The nation's largest local phone company will remain a local phone company a little longer following a setback Monday at the hands of the
In a nonbinding recommendation, Justice ruled
bid to provide long-distance phone service in Texas didn't meet legal requirements. SBC officials didn't immediately return calls seeking comment, but an analyst saw the move as a setback for the stock.
The recommendation, which the
Federal Communications Commission
will consider, dealt a blow to the company, which had been telling analysts it expected to get into the interstate toll-calling business in April. A Justice Department report said SBC wasn't allowing competitors unfettered access to its local network, which would permit those rivals to offer local calling and high-speed digital-subscriber-line service.
"This is bad news for SBC," says
Banc of America Securities
analyst Rex Mitchell, who has a buy on SBC. "And it casts serious doubts that they'll get in by April. ... If they iron out a few things, they might make it this year." (Banc of America has no banking ties to SBC.)
Mitchell says he won't revise his 2000 revenue expectations for SBC, but he expects the Texas long-distance approval to boost the stock by a point or so. SBC was up fractionally Monday at 40 7/8, valuing the phone concern at around $139 billion. The stock has fallen substantially over the last six months from a 52-week high near 60 over concerns that price cutting will slow earnings and revenue growth.
The FCC has until April 9 to make a final decision, and observers say it is unlikely the agency will grant SBC approval over Justice's objections.
The FCC has received six petitions for long-distance service and approved only one:
, which was granted agency approval in December to provide long-distance service in New York. The approval was expected to provide a template for other states. But as analysts pointed out, the FCC was under extreme political pressure to grant its first long-distance blessing, more than three years after federal laws were enacted to stimulate greater competition.
1996 Telecommunications Act
, SBC and the other Bell companies created in the 1984 breakup of
cannot offer long distance within their local regions until they open their dominant networks to competitors.

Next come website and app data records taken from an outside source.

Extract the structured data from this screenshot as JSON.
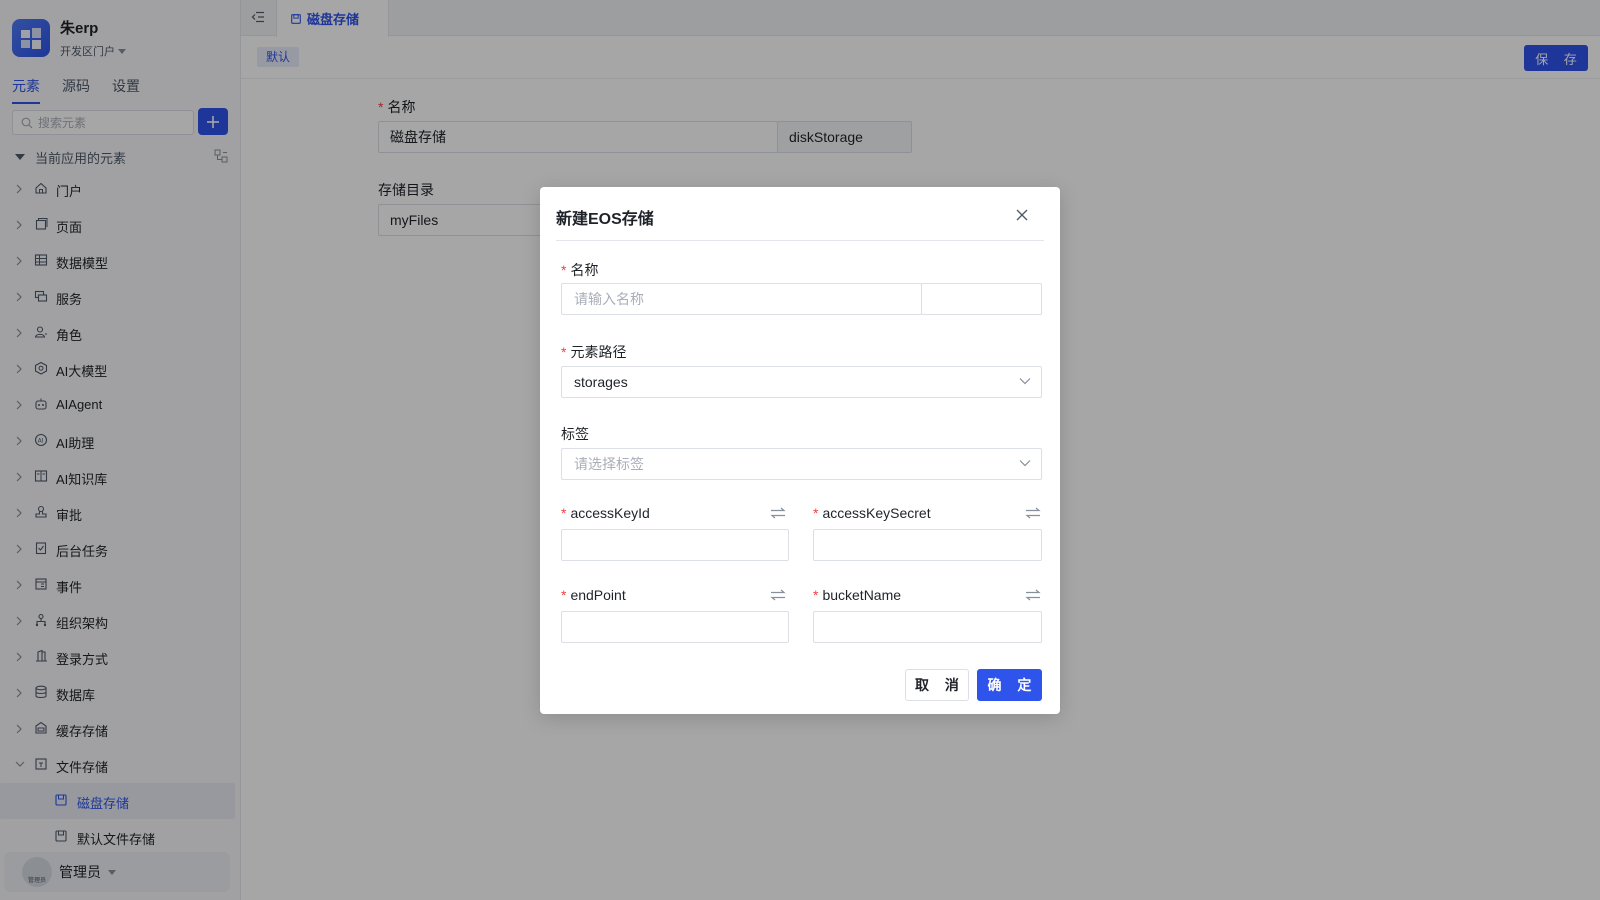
{
  "app": {
    "name": "朱erp",
    "portal": "开发区门户"
  },
  "sidebar": {
    "tabs": [
      {
        "label": "元素",
        "active": true
      },
      {
        "label": "源码",
        "active": false
      },
      {
        "label": "设置",
        "active": false
      }
    ],
    "search_placeholder": "搜索元素",
    "root_label": "当前应用的元素",
    "items": [
      {
        "label": "门户",
        "icon": "home-icon"
      },
      {
        "label": "页面",
        "icon": "page-icon"
      },
      {
        "label": "数据模型",
        "icon": "table-icon"
      },
      {
        "label": "服务",
        "icon": "service-icon"
      },
      {
        "label": "角色",
        "icon": "role-icon"
      },
      {
        "label": "AI大模型",
        "icon": "cube-icon"
      },
      {
        "label": "AIAgent",
        "icon": "robot-icon"
      },
      {
        "label": "AI助理",
        "icon": "ai-icon"
      },
      {
        "label": "AI知识库",
        "icon": "book-icon"
      },
      {
        "label": "审批",
        "icon": "approval-icon"
      },
      {
        "label": "后台任务",
        "icon": "task-icon"
      },
      {
        "label": "事件",
        "icon": "event-icon"
      },
      {
        "label": "组织架构",
        "icon": "org-icon"
      },
      {
        "label": "登录方式",
        "icon": "login-icon"
      },
      {
        "label": "数据库",
        "icon": "database-icon"
      },
      {
        "label": "缓存存储",
        "icon": "cache-icon"
      },
      {
        "label": "文件存储",
        "icon": "folder-icon"
      }
    ],
    "children": [
      {
        "label": "磁盘存储",
        "icon": "disk-icon",
        "selected": true
      },
      {
        "label": "默认文件存储",
        "icon": "disk-icon",
        "selected": false
      }
    ],
    "user": {
      "name": "管理员",
      "avatar_text": "管理员"
    }
  },
  "main": {
    "tab_label": "磁盘存储",
    "default_tag": "默认",
    "save_label": "保 存",
    "form": {
      "name_label": "名称",
      "name_value": "磁盘存储",
      "name_code": "diskStorage",
      "dir_label": "存储目录",
      "dir_value": "myFiles"
    }
  },
  "modal": {
    "title": "新建EOS存储",
    "name_label": "名称",
    "name_placeholder": "请输入名称",
    "path_label": "元素路径",
    "path_value": "storages",
    "tag_label": "标签",
    "tag_placeholder": "请选择标签",
    "access_key_id_label": "accessKeyId",
    "access_key_secret_label": "accessKeySecret",
    "endpoint_label": "endPoint",
    "bucket_name_label": "bucketName",
    "cancel_label": "取 消",
    "ok_label": "确 定"
  },
  "colors": {
    "primary": "#2f54eb",
    "required": "#f53f3f"
  }
}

The law requires that SBC give competitors access to parts of its network, ranging from the copper wires that connect customers' homes and businesses to computer databases used for entering new orders.